The conference will present top researchers from technology and arts institutions such as MIT Media Lab, Tokyo Institute for Technology, The Maersk Mc-Kinney Moller Institute, Royal Academy of Fine Arts Copenhagen, Academy of Fine Arts Bari, and top artists from Spain, Portugal, Germany, etc.
Robots at Play Festival
The overall aim of the Robots at Play Festival is to spread knowledge about robotics by presenting interactive robotic systems in the daily life of the citizens. Therefore, the festival takes place on an open city square, in art museums, library, bars, cinema, etc. in the city centre of Odense that has nominated “play and robotics” as its future focus for industrial and city development. Apart from the prize, the festi¬val hosts numerous events like robot construction, robot bazaar, robot film presentati¬ons, play, learning, robot art exhibition, robot art performances, RoboMusic development, a stage show, an international Playful Robotic Art conference and a debate on robotics ethics. All events take place in the centre of the city amongst the citizens in their daily environment. Please have a look at the video from last year's festival (http://www.robotsatplay.dk/video_engvn.html) and the descriptions of activities and photos of some of the robots from the forthcoming 2007 festival on the web-site.

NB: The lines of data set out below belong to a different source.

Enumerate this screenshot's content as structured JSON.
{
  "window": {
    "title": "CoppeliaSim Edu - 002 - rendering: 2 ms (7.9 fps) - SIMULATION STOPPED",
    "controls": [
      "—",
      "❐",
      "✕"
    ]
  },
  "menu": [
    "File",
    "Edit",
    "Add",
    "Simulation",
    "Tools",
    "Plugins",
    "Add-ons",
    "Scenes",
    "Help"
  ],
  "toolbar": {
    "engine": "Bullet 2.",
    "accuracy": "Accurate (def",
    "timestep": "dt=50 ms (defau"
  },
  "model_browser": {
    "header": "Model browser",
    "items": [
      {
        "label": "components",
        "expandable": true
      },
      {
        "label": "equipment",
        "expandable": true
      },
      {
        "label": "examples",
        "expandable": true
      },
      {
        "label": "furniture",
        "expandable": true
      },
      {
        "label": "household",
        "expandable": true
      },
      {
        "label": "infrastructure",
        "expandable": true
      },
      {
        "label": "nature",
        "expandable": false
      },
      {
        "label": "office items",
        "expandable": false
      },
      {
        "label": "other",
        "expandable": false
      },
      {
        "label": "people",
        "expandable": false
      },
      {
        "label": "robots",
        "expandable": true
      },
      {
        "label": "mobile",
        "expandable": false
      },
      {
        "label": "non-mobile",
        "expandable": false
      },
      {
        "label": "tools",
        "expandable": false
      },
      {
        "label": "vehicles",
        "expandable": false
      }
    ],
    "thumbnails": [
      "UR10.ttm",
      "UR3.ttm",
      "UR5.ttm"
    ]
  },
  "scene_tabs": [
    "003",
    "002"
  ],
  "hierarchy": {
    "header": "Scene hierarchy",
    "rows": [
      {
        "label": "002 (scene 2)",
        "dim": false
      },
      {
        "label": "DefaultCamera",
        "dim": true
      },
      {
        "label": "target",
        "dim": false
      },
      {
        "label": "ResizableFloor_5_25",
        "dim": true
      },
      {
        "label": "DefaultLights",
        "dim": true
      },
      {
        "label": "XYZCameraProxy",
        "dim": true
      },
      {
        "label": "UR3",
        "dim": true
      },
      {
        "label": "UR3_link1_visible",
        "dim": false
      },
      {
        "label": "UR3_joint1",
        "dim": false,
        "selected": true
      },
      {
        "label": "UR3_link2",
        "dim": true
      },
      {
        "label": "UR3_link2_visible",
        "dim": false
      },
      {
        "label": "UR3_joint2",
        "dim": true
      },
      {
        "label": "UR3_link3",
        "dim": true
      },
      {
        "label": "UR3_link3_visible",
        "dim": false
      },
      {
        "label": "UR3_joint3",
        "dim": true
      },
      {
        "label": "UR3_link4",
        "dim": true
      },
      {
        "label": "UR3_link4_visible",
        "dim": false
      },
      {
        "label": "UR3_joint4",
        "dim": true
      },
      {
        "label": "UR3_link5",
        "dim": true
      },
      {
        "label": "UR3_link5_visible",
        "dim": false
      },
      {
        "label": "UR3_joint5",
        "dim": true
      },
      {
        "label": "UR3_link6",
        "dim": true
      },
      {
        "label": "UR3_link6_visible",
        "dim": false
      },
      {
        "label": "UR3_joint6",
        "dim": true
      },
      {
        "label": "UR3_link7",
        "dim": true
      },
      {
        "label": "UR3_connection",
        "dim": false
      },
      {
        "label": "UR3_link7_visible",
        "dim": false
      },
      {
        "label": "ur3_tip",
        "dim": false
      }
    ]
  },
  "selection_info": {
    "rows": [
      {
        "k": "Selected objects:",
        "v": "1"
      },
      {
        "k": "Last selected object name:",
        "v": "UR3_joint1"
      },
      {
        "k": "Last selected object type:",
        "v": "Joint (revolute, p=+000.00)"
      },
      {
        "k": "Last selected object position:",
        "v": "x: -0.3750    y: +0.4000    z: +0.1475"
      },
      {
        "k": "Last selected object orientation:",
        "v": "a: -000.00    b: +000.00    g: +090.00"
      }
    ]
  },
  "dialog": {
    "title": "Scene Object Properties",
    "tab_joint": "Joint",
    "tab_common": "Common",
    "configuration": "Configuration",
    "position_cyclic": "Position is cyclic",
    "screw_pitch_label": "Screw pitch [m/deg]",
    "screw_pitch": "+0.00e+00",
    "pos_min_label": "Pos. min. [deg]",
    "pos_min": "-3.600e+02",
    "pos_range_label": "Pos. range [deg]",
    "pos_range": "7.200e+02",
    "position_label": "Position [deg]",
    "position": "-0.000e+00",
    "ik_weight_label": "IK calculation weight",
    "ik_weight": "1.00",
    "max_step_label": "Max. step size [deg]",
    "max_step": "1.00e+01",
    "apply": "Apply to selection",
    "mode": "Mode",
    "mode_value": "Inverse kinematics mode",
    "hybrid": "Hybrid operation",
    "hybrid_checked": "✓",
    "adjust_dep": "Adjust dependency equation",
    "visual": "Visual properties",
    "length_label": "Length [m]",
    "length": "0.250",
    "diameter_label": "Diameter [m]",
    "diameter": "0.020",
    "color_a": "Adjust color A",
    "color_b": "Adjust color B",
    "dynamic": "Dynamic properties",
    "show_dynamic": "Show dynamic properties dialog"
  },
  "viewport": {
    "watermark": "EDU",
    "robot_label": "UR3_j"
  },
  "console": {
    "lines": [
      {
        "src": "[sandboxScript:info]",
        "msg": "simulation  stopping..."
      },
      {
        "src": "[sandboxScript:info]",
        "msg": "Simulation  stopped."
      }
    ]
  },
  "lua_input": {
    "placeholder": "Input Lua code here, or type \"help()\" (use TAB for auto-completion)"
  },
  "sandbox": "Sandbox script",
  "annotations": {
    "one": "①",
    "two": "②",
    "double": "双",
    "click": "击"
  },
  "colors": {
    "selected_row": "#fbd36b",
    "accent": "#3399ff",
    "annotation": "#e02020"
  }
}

Robots at Play Festival, Odense, Denmark, 23-25 August 2007 - www.robotsatplay.dk